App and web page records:

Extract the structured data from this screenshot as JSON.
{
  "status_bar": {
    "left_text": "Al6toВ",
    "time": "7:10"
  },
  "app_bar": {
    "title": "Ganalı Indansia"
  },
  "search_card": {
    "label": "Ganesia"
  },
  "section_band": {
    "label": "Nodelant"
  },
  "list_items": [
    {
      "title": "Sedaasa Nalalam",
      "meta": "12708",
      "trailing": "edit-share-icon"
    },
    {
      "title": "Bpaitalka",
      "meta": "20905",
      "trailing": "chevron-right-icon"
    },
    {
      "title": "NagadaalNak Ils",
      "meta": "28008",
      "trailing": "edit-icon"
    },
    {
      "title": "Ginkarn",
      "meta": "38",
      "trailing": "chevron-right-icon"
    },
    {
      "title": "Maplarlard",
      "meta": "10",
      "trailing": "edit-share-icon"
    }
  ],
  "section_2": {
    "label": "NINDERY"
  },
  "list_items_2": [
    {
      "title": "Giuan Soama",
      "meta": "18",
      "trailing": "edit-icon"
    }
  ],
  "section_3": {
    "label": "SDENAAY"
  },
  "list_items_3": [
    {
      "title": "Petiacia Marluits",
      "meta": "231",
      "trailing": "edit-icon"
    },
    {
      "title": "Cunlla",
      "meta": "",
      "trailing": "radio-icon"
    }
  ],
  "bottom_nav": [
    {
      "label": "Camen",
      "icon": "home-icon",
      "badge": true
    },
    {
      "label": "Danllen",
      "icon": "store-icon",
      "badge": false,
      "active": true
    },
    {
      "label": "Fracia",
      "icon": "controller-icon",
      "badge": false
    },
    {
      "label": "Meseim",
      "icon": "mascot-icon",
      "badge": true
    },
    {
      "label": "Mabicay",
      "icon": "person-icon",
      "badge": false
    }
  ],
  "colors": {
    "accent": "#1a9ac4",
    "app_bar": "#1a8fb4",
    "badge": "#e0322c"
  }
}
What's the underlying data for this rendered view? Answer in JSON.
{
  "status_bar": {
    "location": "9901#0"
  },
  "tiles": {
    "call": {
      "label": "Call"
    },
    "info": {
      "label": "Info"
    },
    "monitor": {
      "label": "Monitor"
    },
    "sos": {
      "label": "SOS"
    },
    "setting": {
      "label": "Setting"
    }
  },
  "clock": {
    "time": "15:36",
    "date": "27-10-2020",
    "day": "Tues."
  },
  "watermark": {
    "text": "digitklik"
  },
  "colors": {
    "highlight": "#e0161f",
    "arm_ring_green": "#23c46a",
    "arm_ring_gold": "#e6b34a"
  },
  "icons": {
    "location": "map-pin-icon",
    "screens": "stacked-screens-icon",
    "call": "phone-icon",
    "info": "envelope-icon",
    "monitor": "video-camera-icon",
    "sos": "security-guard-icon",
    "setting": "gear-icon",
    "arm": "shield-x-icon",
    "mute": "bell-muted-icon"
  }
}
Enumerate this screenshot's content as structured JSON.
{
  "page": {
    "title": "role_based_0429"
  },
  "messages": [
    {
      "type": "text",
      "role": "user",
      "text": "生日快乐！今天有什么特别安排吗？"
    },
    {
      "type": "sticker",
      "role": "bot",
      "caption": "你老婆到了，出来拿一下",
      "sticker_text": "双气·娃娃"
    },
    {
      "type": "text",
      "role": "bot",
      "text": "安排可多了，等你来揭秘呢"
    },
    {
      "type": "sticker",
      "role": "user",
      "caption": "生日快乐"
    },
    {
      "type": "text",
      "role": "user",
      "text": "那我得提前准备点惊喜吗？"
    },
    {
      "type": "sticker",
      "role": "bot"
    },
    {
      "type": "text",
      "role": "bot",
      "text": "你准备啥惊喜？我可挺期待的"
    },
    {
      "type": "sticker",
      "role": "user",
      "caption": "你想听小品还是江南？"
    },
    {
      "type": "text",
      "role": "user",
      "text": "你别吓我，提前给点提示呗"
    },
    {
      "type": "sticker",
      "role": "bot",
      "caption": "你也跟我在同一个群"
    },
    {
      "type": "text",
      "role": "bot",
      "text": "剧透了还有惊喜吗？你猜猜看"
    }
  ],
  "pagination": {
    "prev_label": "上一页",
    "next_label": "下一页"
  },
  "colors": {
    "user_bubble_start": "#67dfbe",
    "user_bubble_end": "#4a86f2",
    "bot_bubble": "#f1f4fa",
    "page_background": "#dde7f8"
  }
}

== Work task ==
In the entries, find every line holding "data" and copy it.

== Task output ==
Extract the structured data from this screenshot as JSON.
What's the underlying data for this rendered view? Answer in JSON.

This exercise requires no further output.